• **What is required**
In the records below, find every line with the word "message" and copy it.

• **Entries shown**

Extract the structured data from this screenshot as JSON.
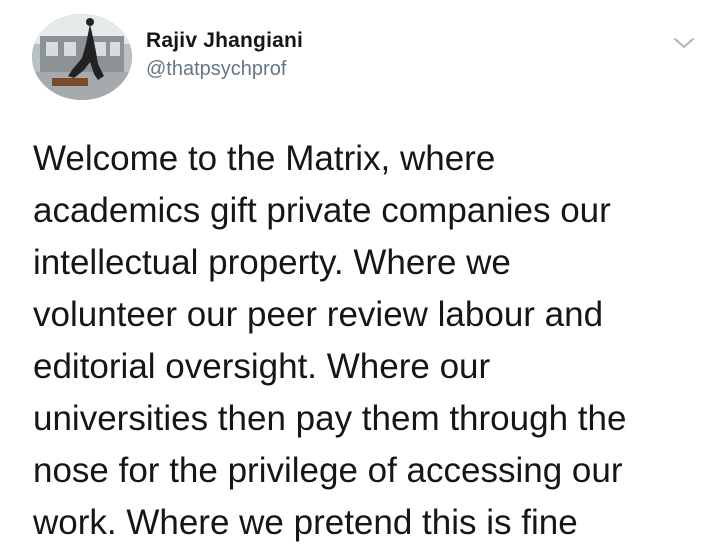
{
  "tweet": {
    "author": {
      "display_name": "Rajiv Jhangiani",
      "handle": "@thatpsychprof",
      "avatar_icon": "profile-photo"
    },
    "menu_icon": "chevron-down-icon",
    "text": "Welcome to the Matrix, where\nacademics gift private companies our\nintellectual property. Where we\nvolunteer our peer review labour and\neditorial oversight. Where our\nuniversities then pay them through the\nnose for the privilege of accessing our\nwork. Where we pretend this is fine"
  }
}
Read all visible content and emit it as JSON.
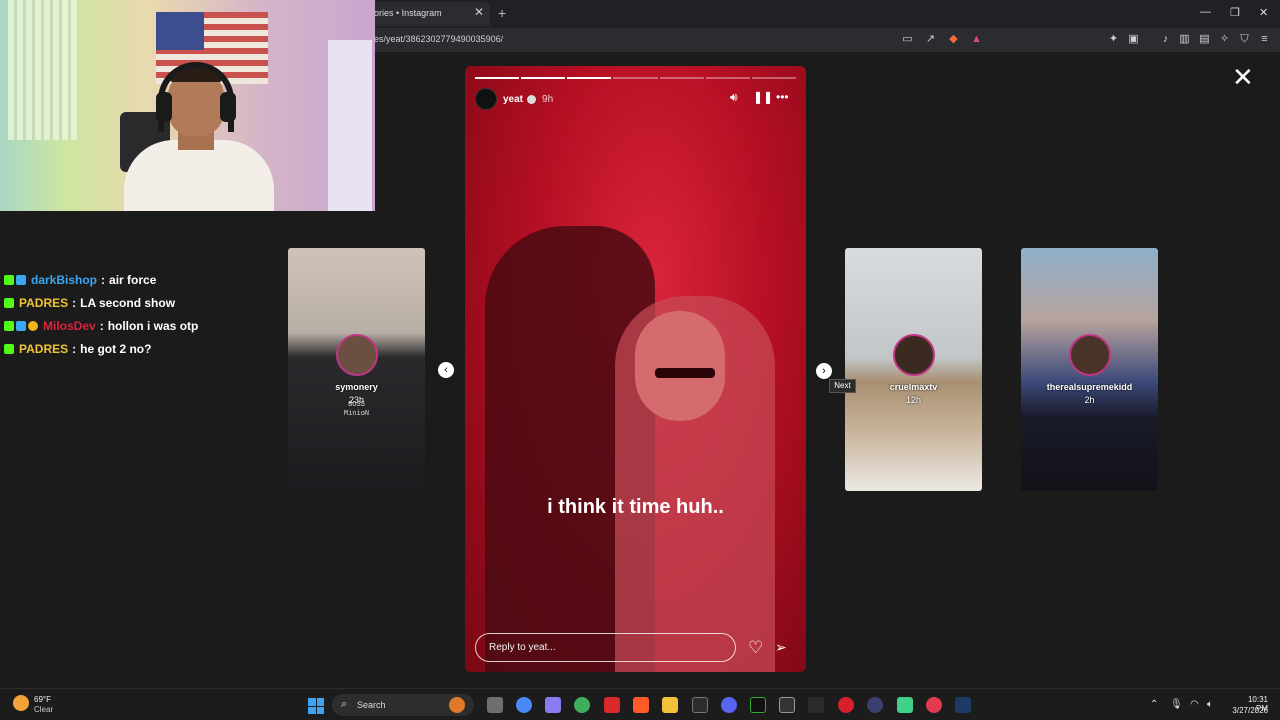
{
  "browser": {
    "tab_title": "ories • Instagram",
    "url": "ies/yeat/3862302779490035906/"
  },
  "chat": [
    {
      "user": "darkBishop",
      "message": "air force",
      "color": "#3aa7f0"
    },
    {
      "user": "PADRES",
      "message": "LA second show",
      "color": "#f1c232"
    },
    {
      "user": "MilosDev",
      "message": "hollon i was otp",
      "color": "#d9243c"
    },
    {
      "user": "PADRES",
      "message": "he got 2 no?",
      "color": "#f1c232"
    }
  ],
  "stories": {
    "prev_card": {
      "name": "symonery",
      "time": "23h",
      "extra_line1": "BOSS",
      "extra_line2": "MinioN"
    },
    "next_card": {
      "name": "cruelmaxtv",
      "time": "12h"
    },
    "next_card_2": {
      "name": "therealsupremekidd",
      "time": "2h"
    }
  },
  "main_story": {
    "username": "yeat",
    "time": "9h",
    "caption": "i think it time huh..",
    "reply_placeholder": "Reply to yeat...",
    "segments_total": 7,
    "segments_done": 3
  },
  "tooltip": "Next",
  "taskbar": {
    "weather_temp": "69°F",
    "weather_cond": "Clear",
    "search_label": "Search",
    "time": "10:31 PM",
    "date": "3/27/2026"
  },
  "colors": {
    "story_red": "#b50f24",
    "accent_ring": "#c13584"
  }
}
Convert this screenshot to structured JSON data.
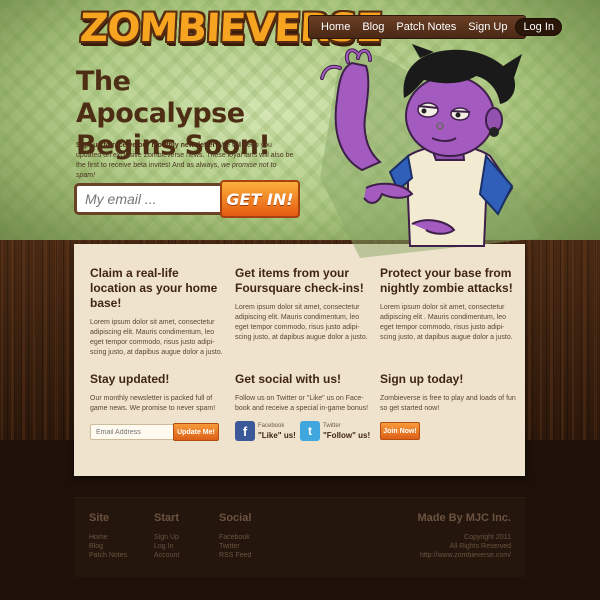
{
  "brand": {
    "logo_text": "ZOMBIEVERSE"
  },
  "nav": {
    "items": [
      "Home",
      "Blog",
      "Patch Notes",
      "Sign Up"
    ],
    "login": "Log In"
  },
  "hero": {
    "headline_line1": "The Apocalypse",
    "headline_line2": "Begins Soon!",
    "intro_bold": "Sign up to receive our monthly newsletter!",
    "intro_text": " We will keep you updated on exclusive Zombieverse news. These loyal fans will also be the first to receive beta invites! And as always, ",
    "intro_italic": "we promise not to spam!",
    "email_placeholder": "My email ...",
    "cta_label": "GET IN!"
  },
  "features": [
    {
      "title": "Claim a real-life location as your home base!",
      "body": "Lorem ipsum dolor sit amet, consectetur adipiscing elit. Mauris condimentum, leo eget tempor commodo, risus justo adipi-scing justo, at dapibus augue dolor a justo."
    },
    {
      "title": "Get items from your Foursquare check-ins!",
      "body": "Lorem ipsum dolor sit amet, consectetur adipiscing elit. Mauris condimentum, leo eget tempor commodo, risus justo adipi-scing justo, at dapibus augue dolor a justo."
    },
    {
      "title": "Protect your base from nightly zombie attacks!",
      "body": "Lorem ipsum dolor sit amet, consectetur adipiscing elit . Mauris condimentum, leo eget tempor commodo, risus justo adipi-scing justo, at dapibus augue dolor a justo."
    }
  ],
  "stay_updated": {
    "title": "Stay updated!",
    "body": "Our monthly newsletter is packed full of game news. We promise to never spam!",
    "email_placeholder": "Email Address",
    "button": "Update Me!"
  },
  "get_social": {
    "title": "Get social with us!",
    "body": "Follow us on Twitter or \"Like\" us on Face-book and receive a special in-game bonus!",
    "facebook_small": "Facebook",
    "facebook_label": "\"Like\" us!",
    "twitter_small": "Twitter",
    "twitter_label": "\"Follow\" us!"
  },
  "sign_up": {
    "title": "Sign up today!",
    "body": "Zombieverse is free to play and loads of fun so get started now!",
    "button": "Join Now!"
  },
  "footer": {
    "site": {
      "title": "Site",
      "links": [
        "Home",
        "Blog",
        "Patch Notes"
      ]
    },
    "start": {
      "title": "Start",
      "links": [
        "Sign Up",
        "Log In",
        "Account"
      ]
    },
    "social": {
      "title": "Social",
      "links": [
        "Facebook",
        "Twitter",
        "RSS Feed"
      ]
    },
    "credit": {
      "title": "Made By MJC Inc.",
      "copyright": "Copyright 2011",
      "rights": "All Rights Reserved",
      "url": "http://www.zombieverse.com/"
    }
  },
  "colors": {
    "accent_orange": "#f7a520",
    "brown_dark": "#4d2d14",
    "panel_bg": "#efe3cd",
    "zombie_skin": "#a35bbf",
    "shirt_blue": "#2f5fb8"
  },
  "icons": {
    "facebook": "facebook-icon",
    "twitter": "twitter-icon"
  }
}
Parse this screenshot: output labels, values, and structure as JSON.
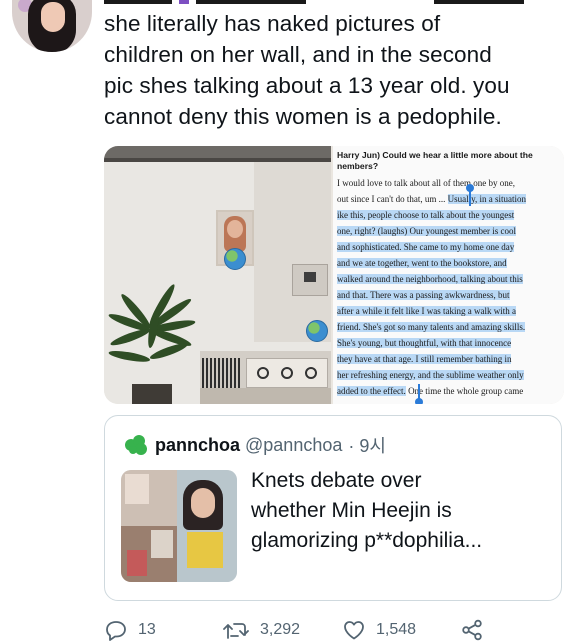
{
  "tweet": {
    "text_lines": [
      "she literally has naked pictures of",
      "children on her wall, and in the second",
      "pic shes talking about a 13 year old. you",
      "cannot deny this women is a pedophile."
    ]
  },
  "document": {
    "heading_lines": [
      "Harry Jun) Could we hear a little more about the",
      "nembers?"
    ],
    "lines": [
      {
        "plain": "I would love to talk about all of them one by one,",
        "highlight": ""
      },
      {
        "plain": "out since I can't do that, um ... ",
        "highlight": "Usually, in a situation"
      },
      {
        "plain": "",
        "highlight": "ike this, people choose to talk about the youngest"
      },
      {
        "plain": "",
        "highlight": "one, right? (laughs) Our youngest member is cool"
      },
      {
        "plain": "",
        "highlight": "and sophisticated. She came to my home one day"
      },
      {
        "plain": "",
        "highlight": "and we ate together, went to the bookstore, and"
      },
      {
        "plain": "",
        "highlight": "walked around the neighborhood, talking about this"
      },
      {
        "plain": "",
        "highlight": "and that. There was a passing awkwardness, but"
      },
      {
        "plain": "",
        "highlight": "after a while it felt like I was taking a walk with a"
      },
      {
        "plain": "",
        "highlight": "friend. She's got so many talents and amazing skills."
      },
      {
        "plain": "",
        "highlight": "She's young, but thoughtful, with that innocence"
      },
      {
        "plain": "",
        "highlight": "they have at that age. I still remember bathing in"
      },
      {
        "plain": "",
        "highlight": "her refreshing energy, and the sublime weather only"
      },
      {
        "plain": "",
        "highlight": "added to the effect.",
        "tail": " One time the whole group came"
      }
    ]
  },
  "quote": {
    "name": "pannchoa",
    "handle": "@pannchoa",
    "time": "· 9시",
    "text_lines": [
      "Knets debate over",
      "whether Min Heejin is",
      "glamorizing p**dophilia..."
    ]
  },
  "actions": {
    "replies": "13",
    "retweets": "3,292",
    "likes": "1,548"
  },
  "colors": {
    "text": "#0f1419",
    "secondary": "#536471",
    "border": "#cfd9de",
    "highlight": "#b9d8f5",
    "handle_blue": "#2b7bd8",
    "pannchoa_green": "#37b24d"
  }
}
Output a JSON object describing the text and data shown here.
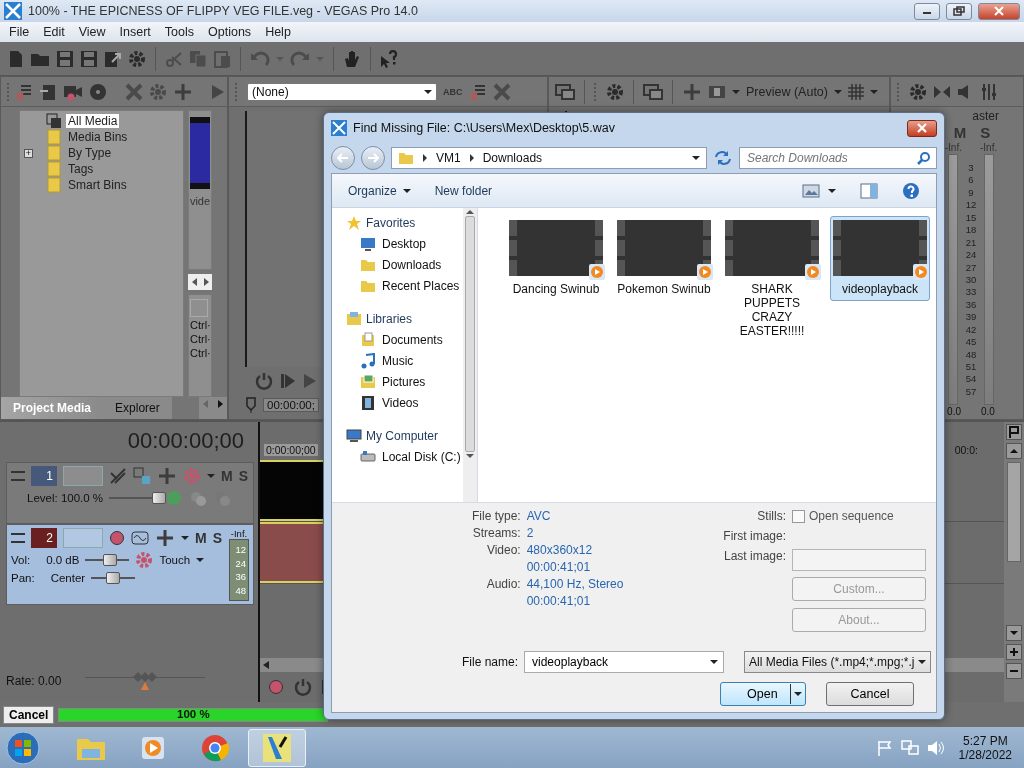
{
  "window": {
    "title": "100% - THE EPICNESS OF FLIPPY VEG FILE.veg - VEGAS Pro 14.0"
  },
  "menu": [
    "File",
    "Edit",
    "View",
    "Insert",
    "Tools",
    "Options",
    "Help"
  ],
  "media_panel": {
    "tree": [
      {
        "label": "All Media",
        "selected": true
      },
      {
        "label": "Media Bins",
        "selected": false
      },
      {
        "label": "By Type",
        "selected": false,
        "expander": "+"
      },
      {
        "label": "Tags",
        "selected": false
      },
      {
        "label": "Smart Bins",
        "selected": false
      }
    ],
    "thumbnail_label": "vide",
    "shortcuts": [
      "Ctrl·",
      "Ctrl·",
      "Ctrl·"
    ],
    "tabs": [
      {
        "label": "Project Media",
        "selected": true
      },
      {
        "label": "Explorer",
        "selected": false
      }
    ]
  },
  "preview": {
    "preset": "(None)",
    "abc": "ABC",
    "timecode": "00:00:00;"
  },
  "trimmer": {
    "mode": "Preview (Auto)"
  },
  "master": {
    "title": "aster",
    "mute": "M",
    "solo": "S",
    "peaks": [
      "-Inf.",
      "-Inf."
    ],
    "scale": [
      "3",
      "6",
      "9",
      "12",
      "15",
      "18",
      "21",
      "24",
      "27",
      "30",
      "33",
      "36",
      "39",
      "42",
      "45",
      "48",
      "51",
      "54",
      "57"
    ],
    "readings": [
      "0.0",
      "0.0"
    ]
  },
  "timeline": {
    "time": "00:00:00;00",
    "ruler_start": "0:00:00;00",
    "ruler_end": "00:0:",
    "rate": {
      "label": "Rate: 0.00",
      "level": 0.5
    }
  },
  "tracks": [
    {
      "kind": "video",
      "number": "1",
      "selected": false,
      "mute": "M",
      "solo": "S",
      "level_label": "Level: 100.0 %",
      "level": 1.0
    },
    {
      "kind": "audio",
      "number": "2",
      "selected": true,
      "mute": "M",
      "solo": "S",
      "peak": "-Inf.",
      "meter_scale": [
        "12",
        "24",
        "36",
        "48"
      ],
      "vol_label": "Vol:",
      "vol": {
        "text": "0.0 dB",
        "level": 0.55
      },
      "pan_label": "Pan:",
      "pan": {
        "text": "Center",
        "level": 0.5
      },
      "automation": "Touch"
    }
  ],
  "status": {
    "cancel": "Cancel",
    "progress": "100 %",
    "level": 1.0
  },
  "dialog": {
    "title": "Find Missing File: C:\\Users\\Mex\\Desktop\\5.wav",
    "breadcrumb": [
      "VM1",
      "Downloads"
    ],
    "search_placeholder": "Search Downloads",
    "organize": "Organize",
    "new_folder": "New folder",
    "nav": [
      {
        "label": "Favorites",
        "kind": "star",
        "children": [
          {
            "label": "Desktop",
            "kind": "desktop"
          },
          {
            "label": "Downloads",
            "kind": "folder"
          },
          {
            "label": "Recent Places",
            "kind": "folder"
          }
        ]
      },
      {
        "label": "Libraries",
        "kind": "library",
        "children": [
          {
            "label": "Documents",
            "kind": "document"
          },
          {
            "label": "Music",
            "kind": "music"
          },
          {
            "label": "Pictures",
            "kind": "picture"
          },
          {
            "label": "Videos",
            "kind": "video"
          }
        ]
      },
      {
        "label": "My Computer",
        "kind": "computer",
        "children": [
          {
            "label": "Local Disk (C:)",
            "kind": "disk"
          }
        ]
      }
    ],
    "files": [
      {
        "name": "Dancing Swinub",
        "selected": false
      },
      {
        "name": "Pokemon Swinub",
        "selected": false
      },
      {
        "name": "SHARK PUPPETS CRAZY EASTER!!!!!",
        "selected": false
      },
      {
        "name": "videoplayback",
        "selected": true
      }
    ],
    "details": [
      {
        "label": "File type:",
        "values": [
          "AVC"
        ]
      },
      {
        "label": "Streams:",
        "values": [
          "2"
        ]
      },
      {
        "label": "Video:",
        "values": [
          "480x360x12",
          "00:00:41;01"
        ]
      },
      {
        "label": "Audio:",
        "values": [
          "44,100 Hz, Stereo",
          "00:00:41;01"
        ]
      }
    ],
    "stills": {
      "label": "Stills:",
      "option": "Open sequence",
      "checked": false
    },
    "first_image": "First image:",
    "last_image": "Last image:",
    "side_buttons": [
      {
        "label": "Custom...",
        "disabled": true
      },
      {
        "label": "About...",
        "disabled": true
      }
    ],
    "file_name_label": "File name:",
    "file_name": "videoplayback",
    "filter": "All Media Files (*.mp4;*.mpg;*.j",
    "open": "Open",
    "cancel": "Cancel"
  },
  "taskbar": {
    "apps": [
      {
        "kind": "folder",
        "selected": false
      },
      {
        "kind": "player",
        "selected": false
      },
      {
        "kind": "browser",
        "selected": false
      },
      {
        "kind": "editor",
        "selected": true
      }
    ],
    "time": "5:27 PM",
    "date": "1/28/2022"
  }
}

• **Solution**
      "message": "air force",
      "message": "LA second show",
      "message": "hollon i was otp",
      "message": "he got 2 no?",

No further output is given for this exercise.